Purpose and scope
The purpose of this best practice guideline (BPG) is to present evidence-based recommendations for nurses and the interprofessional team across all care settings to enhance the quality of their practices to support the reduced incidence of perinatal depression through the implementation of five components of care: routine screening, assessment, prevention, coordinated interventions, and evaluation.
The scope of this BPG recognizes perinatal depression as the most commonly occurring mood disorder during pregnancy and postpartum . Furthermore, while recognition is given to the impact that perinatal depression can have on partners, infants, other children, and families (as defined by the person), the scope of this BPG is limited to the person at risk for or experiencing perinatal depression.
Registered Nurses’ Association of Ontario. Assessment and Interventions for Perinatal Depression. 2nd ed. Toronto (ON): Registered Nurses’ Association of Ontario; 2018.
Do you want to learn about and implement the most- up-to-date evidence-based recommendations on this topic with your colleagues? Download and share the full best practice guideline (BPG), Assessment and Interventions for Perinatal Depression.
See below for a snapshot of the recommendations from this BPG. We strongly suggest you review the full BPG before implementing the recommendations and good practice statements. The BPG also includes further resources to support implementation and evaluation.
Recommendation 1.1: Routinely screen for risk of perinatal depression, using a valid tool, as part of prenatal and postpartum care.
Recommendation 1.2: Conduct or facilitate access to a comprehensive perinatal depression assessment with persons who screen positive for perinatal depression.
Recommendation 2.1: Collaborate with the person to develop a comprehensive person-centred plan of care, including goals, for those with a positive screen or assessment for perinatal depression.
Recommendation 2.2: Implement prevention or early intervention strategies for perinatal depression symptoms to reduce the risk of illness progression.
Recommendation 2.3: Promote self-care strategies for persons at risk for or experiencing perinatal depression including:
- Time for self;
- Relaxation; and
Recommendation 2.4: Encourage persons with perinatal depression symptoms to seek support from their partner, family members, social networks and peers, where applicable.
Recommendation 2.5: Provide or facilitate access to psychoeducational interventions to persons at risk for or experiencing perinatal depression.
Recommendation 2.6: Provide or facilitate access to professionally-led psychosocial interventions, including non-directive counselling, for persons with perinatal depression.
Recommendation 2.7: Provide or facilitate access to psychotherapies, such as cognitive behavioural therapy or interpersonal therapy, for perinatal depression.
Recommendation 2.8: Support informed decision-making and advocate for access to pharmacological interventions for perinatal depression, as appropriate.
Recommendation 2.9: Facilitate informed decision-making regarding the use of complementary and alternative medicine therapies for perinatal depression.
Recommendation 2.10: Evaluate and revise a plan of care for perinatal depression, in collaboration with the person, until goals are met.
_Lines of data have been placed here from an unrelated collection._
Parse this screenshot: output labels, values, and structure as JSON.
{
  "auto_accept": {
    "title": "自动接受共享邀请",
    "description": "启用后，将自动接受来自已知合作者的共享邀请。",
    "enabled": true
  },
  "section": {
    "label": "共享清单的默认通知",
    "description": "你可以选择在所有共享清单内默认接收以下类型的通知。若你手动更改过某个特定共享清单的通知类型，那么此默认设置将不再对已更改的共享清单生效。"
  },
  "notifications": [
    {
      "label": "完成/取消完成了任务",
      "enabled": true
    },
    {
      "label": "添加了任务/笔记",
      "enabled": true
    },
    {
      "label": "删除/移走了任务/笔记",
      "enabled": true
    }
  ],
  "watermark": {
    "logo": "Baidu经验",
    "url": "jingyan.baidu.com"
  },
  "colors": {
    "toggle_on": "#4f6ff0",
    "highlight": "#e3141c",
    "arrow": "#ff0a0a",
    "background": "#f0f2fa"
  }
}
Include the person’s partner, family, and support network, where applicable.
Recommendation 3.1: Develop educational programs on perinatal depression care incorporating both theory and clinical practice into undergraduate nursing and other allied health professional pre-licensure curricula.
Recommendation 3.2: Participate in ongoing professional development to enhance knowledge and skills in mental health services and supports for perinatal depression.
Recommendation 3.3: Perform regular self-reflection on attitudes and beliefs regarding perinatal depression.
Recommendation 4.1: Implement comprehensive and coordinated mental health services and supports for perinatal depression across communities to support care strategies provided by nurses and the interprofessional team.
Disclaimer: These guidelines are not binding for nurses, other health providers or the organizations that employ them. The use of these guidelines should be flexible and based on individual needs and local circumstances. They constitute neither a liability nor discharge from liability. While every effort has been made to ensure the accuracy of the contents at the time of publication, neither the authors nor the Registered Nurses’ Association of Ontario (RNAO) gives any guarantee as to the accuracy of the information contained in them or accepts any liability with respect to loss, damage, injury or expense arising from any such errors or omission in the contents of this work.